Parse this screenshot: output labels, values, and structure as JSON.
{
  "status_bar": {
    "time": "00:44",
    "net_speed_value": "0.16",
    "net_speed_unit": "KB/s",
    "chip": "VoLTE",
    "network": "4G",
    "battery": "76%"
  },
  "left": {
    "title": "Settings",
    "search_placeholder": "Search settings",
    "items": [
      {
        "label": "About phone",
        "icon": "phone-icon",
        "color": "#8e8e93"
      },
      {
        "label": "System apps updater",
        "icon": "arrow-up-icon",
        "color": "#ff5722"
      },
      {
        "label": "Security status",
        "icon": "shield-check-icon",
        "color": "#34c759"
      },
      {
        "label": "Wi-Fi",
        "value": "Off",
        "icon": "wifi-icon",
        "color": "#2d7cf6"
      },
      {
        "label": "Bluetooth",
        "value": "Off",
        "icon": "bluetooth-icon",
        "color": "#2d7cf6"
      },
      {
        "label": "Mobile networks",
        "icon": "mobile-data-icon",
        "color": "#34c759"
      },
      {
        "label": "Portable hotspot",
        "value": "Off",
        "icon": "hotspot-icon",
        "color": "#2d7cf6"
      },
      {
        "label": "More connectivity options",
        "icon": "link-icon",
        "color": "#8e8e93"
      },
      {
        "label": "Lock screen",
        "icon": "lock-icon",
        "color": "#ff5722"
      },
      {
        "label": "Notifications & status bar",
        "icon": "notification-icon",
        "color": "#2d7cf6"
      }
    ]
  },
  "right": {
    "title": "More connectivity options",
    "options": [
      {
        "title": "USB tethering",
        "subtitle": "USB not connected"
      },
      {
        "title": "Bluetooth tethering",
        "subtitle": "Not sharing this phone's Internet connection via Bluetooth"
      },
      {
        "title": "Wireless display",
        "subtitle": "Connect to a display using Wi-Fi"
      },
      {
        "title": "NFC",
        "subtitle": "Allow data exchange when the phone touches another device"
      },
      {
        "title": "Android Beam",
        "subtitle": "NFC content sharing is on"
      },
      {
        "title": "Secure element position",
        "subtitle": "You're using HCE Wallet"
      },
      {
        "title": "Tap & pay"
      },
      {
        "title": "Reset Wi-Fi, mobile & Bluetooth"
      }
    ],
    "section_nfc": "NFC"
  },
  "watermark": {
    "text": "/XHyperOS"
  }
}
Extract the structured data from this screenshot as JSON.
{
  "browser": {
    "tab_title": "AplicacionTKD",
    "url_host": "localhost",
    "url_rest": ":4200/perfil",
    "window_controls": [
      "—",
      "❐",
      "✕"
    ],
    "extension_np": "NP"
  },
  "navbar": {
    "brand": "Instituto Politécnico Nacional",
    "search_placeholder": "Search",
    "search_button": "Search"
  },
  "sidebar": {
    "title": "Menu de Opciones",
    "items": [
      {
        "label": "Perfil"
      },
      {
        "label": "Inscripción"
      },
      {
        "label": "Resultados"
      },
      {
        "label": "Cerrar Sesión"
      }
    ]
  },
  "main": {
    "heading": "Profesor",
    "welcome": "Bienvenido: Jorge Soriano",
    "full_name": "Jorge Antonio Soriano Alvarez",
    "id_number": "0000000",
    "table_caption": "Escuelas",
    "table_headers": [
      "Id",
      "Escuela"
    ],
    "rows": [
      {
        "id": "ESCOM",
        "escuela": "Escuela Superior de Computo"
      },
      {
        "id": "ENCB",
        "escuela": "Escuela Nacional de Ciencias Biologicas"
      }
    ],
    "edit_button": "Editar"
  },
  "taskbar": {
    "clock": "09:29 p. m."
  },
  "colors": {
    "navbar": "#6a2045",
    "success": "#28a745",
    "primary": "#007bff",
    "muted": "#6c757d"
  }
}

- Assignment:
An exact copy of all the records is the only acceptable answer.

- Exercise response:
Parse this screenshot: output labels, values, and structure as JSON.
{
  "status_bar": {
    "time": "00:44",
    "net_speed_value": "0.16",
    "net_speed_unit": "KB/s",
    "chip": "VoLTE",
    "network": "4G",
    "battery": "76%"
  },
  "left": {
    "title": "Settings",
    "search_placeholder": "Search settings",
    "items": [
      {
        "label": "About phone",
        "icon": "phone-icon",
        "color": "#8e8e93"
      },
      {
        "label": "System apps updater",
        "icon": "arrow-up-icon",
        "color": "#ff5722"
      },
      {
        "label": "Security status",
        "icon": "shield-check-icon",
        "color": "#34c759"
      },
      {
        "label": "Wi-Fi",
        "value": "Off",
        "icon": "wifi-icon",
        "color": "#2d7cf6"
      },
      {
        "label": "Bluetooth",
        "value": "Off",
        "icon": "bluetooth-icon",
        "color": "#2d7cf6"
      },
      {
        "label": "Mobile networks",
        "icon": "mobile-data-icon",
        "color": "#34c759"
      },
      {
        "label": "Portable hotspot",
        "value": "Off",
        "icon": "hotspot-icon",
        "color": "#2d7cf6"
      },
      {
        "label": "More connectivity options",
        "icon": "link-icon",
        "color": "#8e8e93"
      },
      {
        "label": "Lock screen",
        "icon": "lock-icon",
        "color": "#ff5722"
      },
      {
        "label": "Notifications & status bar",
        "icon": "notification-icon",
        "color": "#2d7cf6"
      }
    ]
  },
  "right": {
    "title": "More connectivity options",
    "options": [
      {
        "title": "USB tethering",
        "subtitle": "USB not connected"
      },
      {
        "title": "Bluetooth tethering",
        "subtitle": "Not sharing this phone's Internet connection via Bluetooth"
      },
      {
        "title": "Wireless display",
        "subtitle": "Connect to a display using Wi-Fi"
      },
      {
        "title": "NFC",
        "subtitle": "Allow data exchange when the phone touches another device"
      },
      {
        "title": "Android Beam",
        "subtitle": "NFC content sharing is on"
      },
      {
        "title": "Secure element position",
        "subtitle": "You're using HCE Wallet"
      },
      {
        "title": "Tap & pay"
      },
      {
        "title": "Reset Wi-Fi, mobile & Bluetooth"
      }
    ],
    "section_nfc": "NFC"
  },
  "watermark": {
    "text": "/XHyperOS"
  }
}
Extract the structured data from this screenshot as JSON.
{
  "browser": {
    "tab_title": "AplicacionTKD",
    "url_host": "localhost",
    "url_rest": ":4200/perfil",
    "window_controls": [
      "—",
      "❐",
      "✕"
    ],
    "extension_np": "NP"
  },
  "navbar": {
    "brand": "Instituto Politécnico Nacional",
    "search_placeholder": "Search",
    "search_button": "Search"
  },
  "sidebar": {
    "title": "Menu de Opciones",
    "items": [
      {
        "label": "Perfil"
      },
      {
        "label": "Inscripción"
      },
      {
        "label": "Resultados"
      },
      {
        "label": "Cerrar Sesión"
      }
    ]
  },
  "main": {
    "heading": "Profesor",
    "welcome": "Bienvenido: Jorge Soriano",
    "full_name": "Jorge Antonio Soriano Alvarez",
    "id_number": "0000000",
    "table_caption": "Escuelas",
    "table_headers": [
      "Id",
      "Escuela"
    ],
    "rows": [
      {
        "id": "ESCOM",
        "escuela": "Escuela Superior de Computo"
      },
      {
        "id": "ENCB",
        "escuela": "Escuela Nacional de Ciencias Biologicas"
      }
    ],
    "edit_button": "Editar"
  },
  "taskbar": {
    "clock": "09:29 p. m."
  },
  "colors": {
    "navbar": "#6a2045",
    "success": "#28a745",
    "primary": "#007bff",
    "muted": "#6c757d"
  }
}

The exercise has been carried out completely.